- [What to do]:
Make an exact copy of the entries below.

- [Provided material]:
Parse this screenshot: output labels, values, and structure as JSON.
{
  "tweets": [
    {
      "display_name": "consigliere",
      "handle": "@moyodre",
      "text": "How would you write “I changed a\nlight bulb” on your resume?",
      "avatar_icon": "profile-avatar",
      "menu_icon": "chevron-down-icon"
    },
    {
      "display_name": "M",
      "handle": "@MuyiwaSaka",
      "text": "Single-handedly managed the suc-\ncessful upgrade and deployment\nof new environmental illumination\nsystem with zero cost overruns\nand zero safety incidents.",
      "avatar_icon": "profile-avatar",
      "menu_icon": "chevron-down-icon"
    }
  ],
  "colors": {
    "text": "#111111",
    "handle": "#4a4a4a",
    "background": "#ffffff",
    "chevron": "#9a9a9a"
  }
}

- [Exercise solution]:
Parse this screenshot: output labels, values, and structure as JSON.
{
  "tweets": [
    {
      "display_name": "consigliere",
      "handle": "@moyodre",
      "text": "How would you write “I changed a\nlight bulb” on your resume?",
      "avatar_icon": "profile-avatar",
      "menu_icon": "chevron-down-icon"
    },
    {
      "display_name": "M",
      "handle": "@MuyiwaSaka",
      "text": "Single-handedly managed the suc-\ncessful upgrade and deployment\nof new environmental illumination\nsystem with zero cost overruns\nand zero safety incidents.",
      "avatar_icon": "profile-avatar",
      "menu_icon": "chevron-down-icon"
    }
  ],
  "colors": {
    "text": "#111111",
    "handle": "#4a4a4a",
    "background": "#ffffff",
    "chevron": "#9a9a9a"
  }
}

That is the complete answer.